Wednesday, March 20, 2013
When I lie down I say, 'When shall I arise?' But the night is long, and I am full of tossing till the dawn.
Job's anguish is compounded by sleepless nights. The agony of his physical suffering stretches through every day and continues through countless hours of tossing and turning through each night. His is a weary soul. The relentless pain of no relief wears on him with a constant driving friction.
Having had my own bouts with a sleep disorder, I empathize with Job's fears. Nothing matches the mental agony that accompanies the dread of another night's sleeplessness. Bed and pillows become instruments of torture. Blankets become strangling restraints. And the minutes tick by like hours as sleeplessness slows time to a painful and excruciating crawl. And all the mind can dwell on is the lack of rest. Sleep is the easiest and most natural of activities... and it will not come. The misery compounds each night that this pattern continues. Pretty soon the capacity to function at all slips away. Days and nights morph into a gray, drowsy, zombie haze.
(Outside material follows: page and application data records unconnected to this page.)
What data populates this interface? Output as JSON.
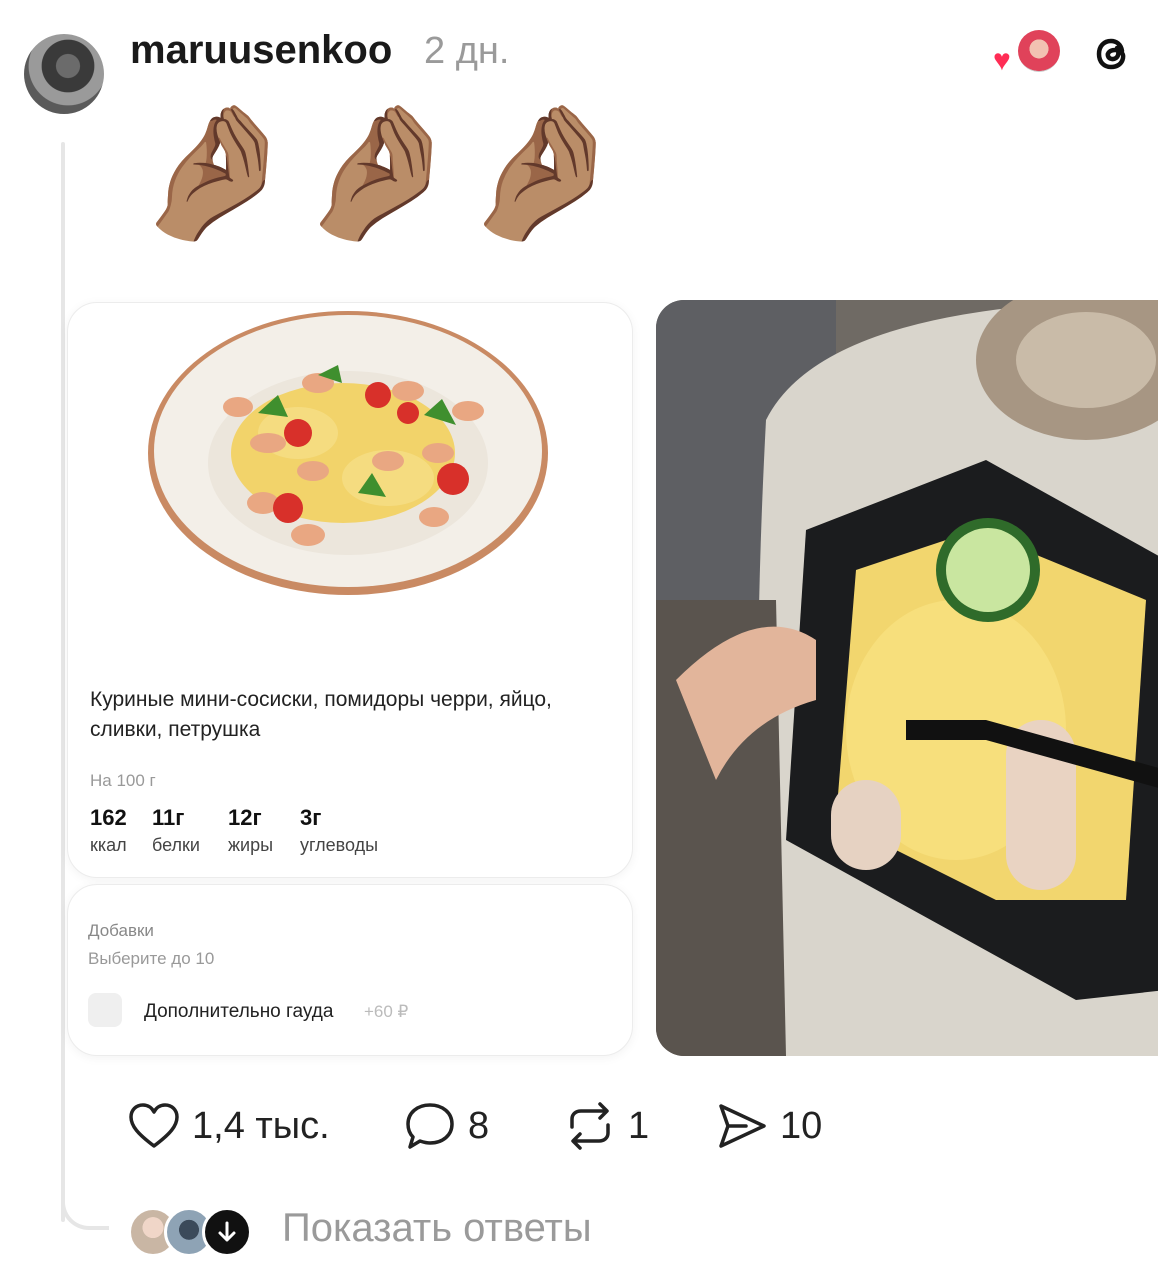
{
  "post": {
    "username": "maruusenkoo",
    "time": "2 дн.",
    "emojis": [
      "🤌🏽",
      "🤌🏽",
      "🤌🏽"
    ]
  },
  "card": {
    "description": "Куриные мини-сосиски, помидоры черри, яйцо, сливки, петрушка",
    "per_label": "На 100 г",
    "nutrition": [
      {
        "value": "162",
        "label": "ккал"
      },
      {
        "value": "11г",
        "label": "белки"
      },
      {
        "value": "12г",
        "label": "жиры"
      },
      {
        "value": "3г",
        "label": "углеводы"
      }
    ],
    "addons_title": "Добавки",
    "addons_subtitle": "Выберите до 10",
    "addon_label": "Дополнительно гауда",
    "addon_price": "+60 ₽"
  },
  "actions": {
    "likes": "1,4 тыс.",
    "comments": "8",
    "reposts": "1",
    "shares": "10"
  },
  "footer": {
    "show_replies": "Показать ответы"
  },
  "colors": {
    "heart": "#ff2d55",
    "muted": "#9a9a9a"
  }
}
Depression is inevitable as the body wears down in sleeplessness. That explains a great deal of Job's negative perspective in his lament. He is innocent of the charges that Eliphaz has accused him of doing. But his mind is not at its sharpest defense. In the end, his best argument is to complain about his bitter circumstances and insist upon his blamelessness. The complaining may be the insomnia talking. The blamelessness is his integrity holding out some limited hope despite his circumstances.